Mark comments, “It was the Parliamentarians themselves who were the first to hint that Rupert possessed occult powers, in an attempt to paint the Royalist cause as literally ‘satanic’. But their plan backfired when Royalists took up their enemies’ claims, exaggerated them and used them to their own advantage in order to portray the Parliamentarians as gullible fools.”
This process began with the Royalist writer John Cleveland, who mocked the King’s enemies in a satirical poem, which not only declared that the Parliamentarians believed Rupert to possess magical powers, but also suggested that they viewed the prince’s dog as his ‘devil’ or ‘familiar spirit’.
Cleveland’s poem was swiftly followed by a fake Parliamentarian pamphlet – in fact produced by a Royalist writer – which listed the powers Boy was claimed to possess, including one suggestion that he was able to catch bullets in his mouth. Thereafter, fantastical stories about Boy continued to spread until Rupert was defeated at the battle of Marston Moor in 1644 and his famous dog was killed. The Parliamentarians won the Civil War two years later.

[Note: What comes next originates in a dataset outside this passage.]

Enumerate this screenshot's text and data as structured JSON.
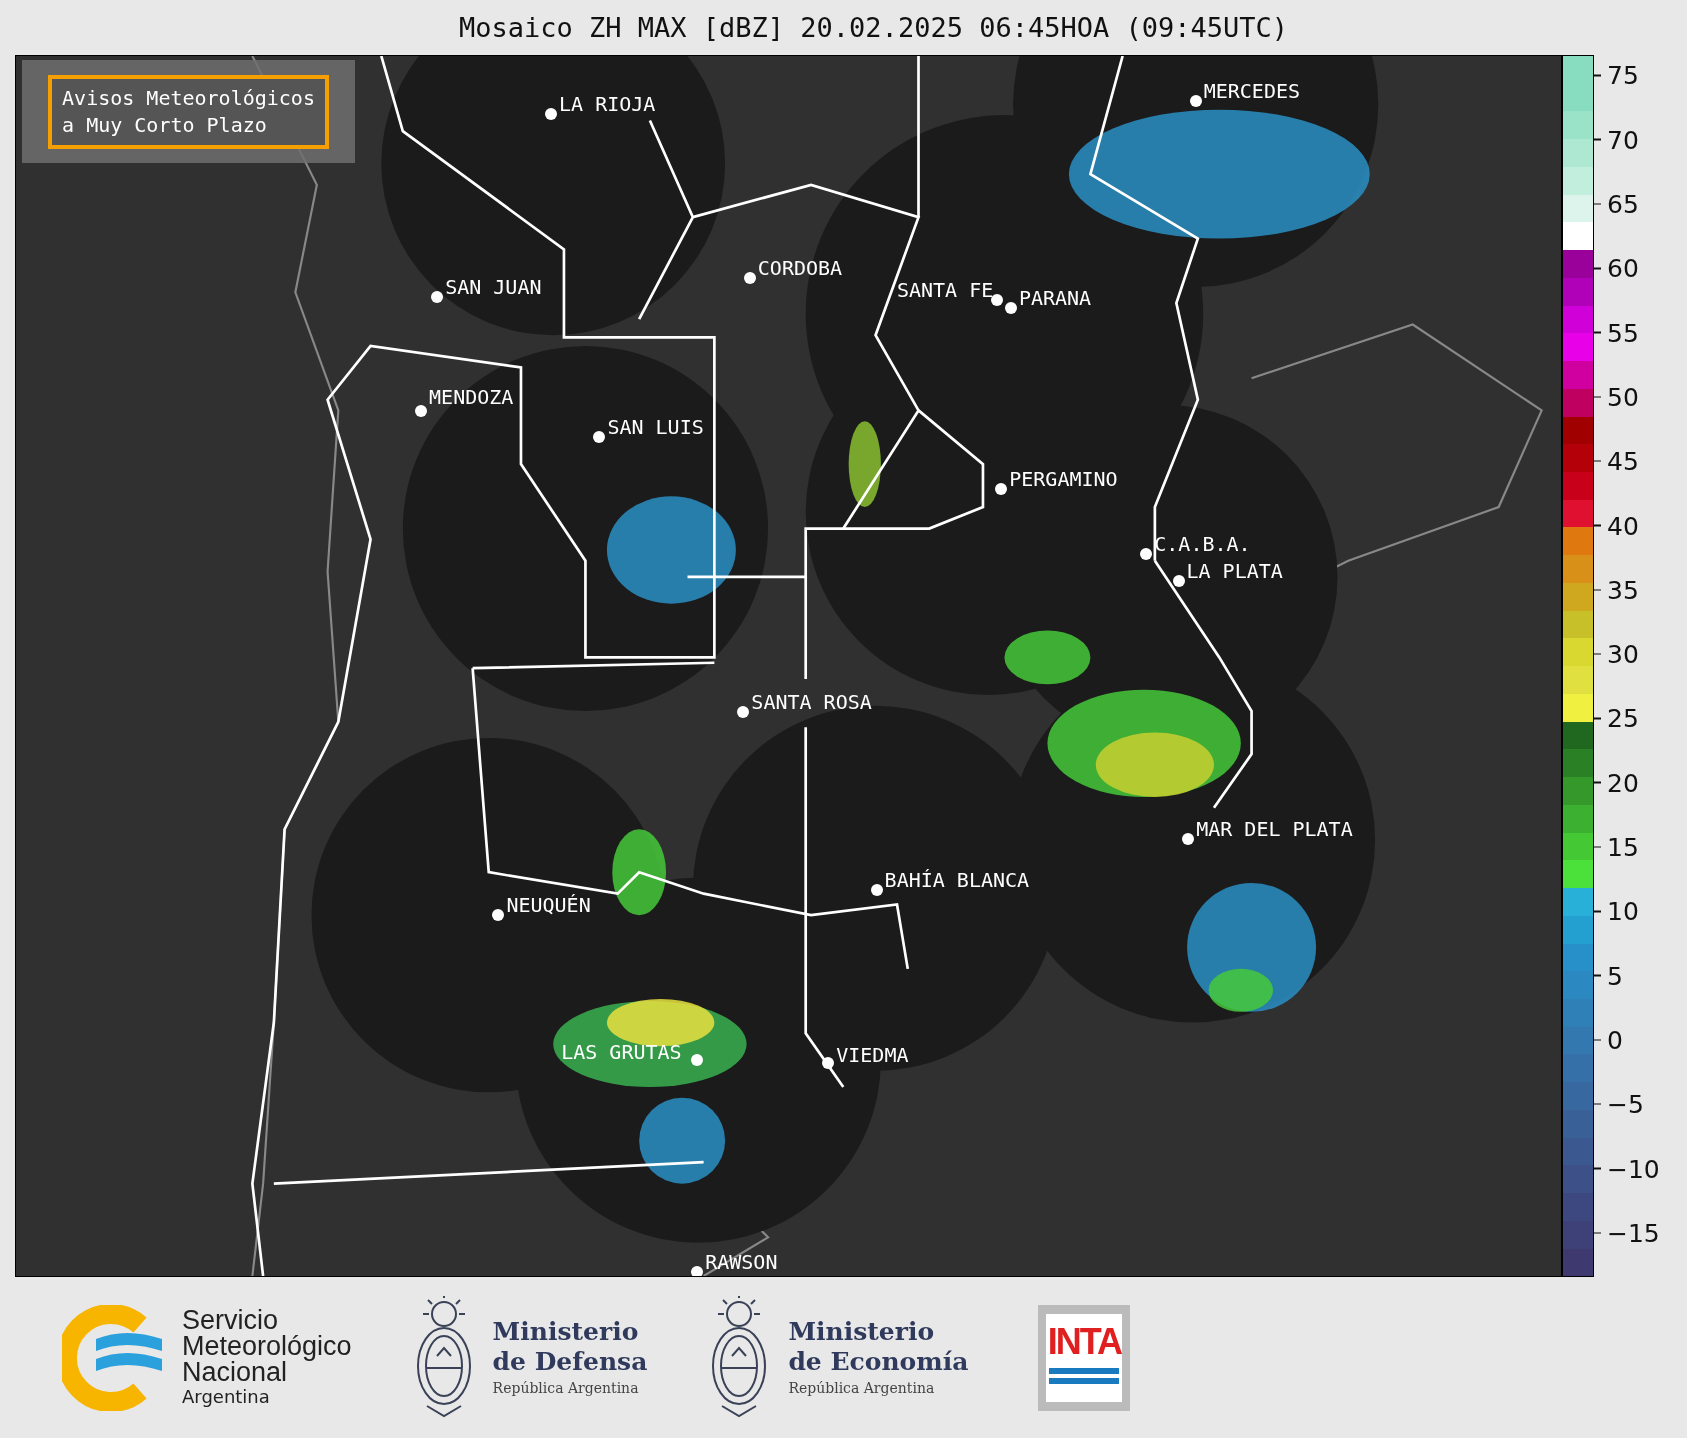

Mark says, “During the course of my research, I’ve found very little evidence to suggest that the belief that Boy was a ‘familiar spirit’ was genuinely widespread in the Parliamentarian camp. Instead, it was the Victorian rediscovery of the mischievous satires, which the Royalists had written about Boy, which led to the claim that the Parliamentarians had been terrified of Prince Rupert’s dog – a claim which was written into the history books.”
“Thus the myth of the magical prince and his ‘devil dog’ demonstrates the power of seventeenth-century propaganda to confuse and deceive us, even to this day.”
To find out more about Mark Stoyle:
Notes for editors
The strange story of Prince Rupert’s dog (thought to be a hunting-poodle) began in 1642, when Charles I summoned his nephew to assist him against his enemies in Parliament. Rupert was swift to answer his uncle’s call, and was made General of the Royalist cavalry. As the King’s army advanced on London, Parliamentarians grew increasingly shrill in their denunciations of the foreign prince who marched at the head of the Royalist forces.
In Medieval and Early Modern European folk-belief, ‘familiar spirits’ - sometimes referred to simply as ‘familiars’ - were held to be demonic entities who assisted witches in the practice of magic.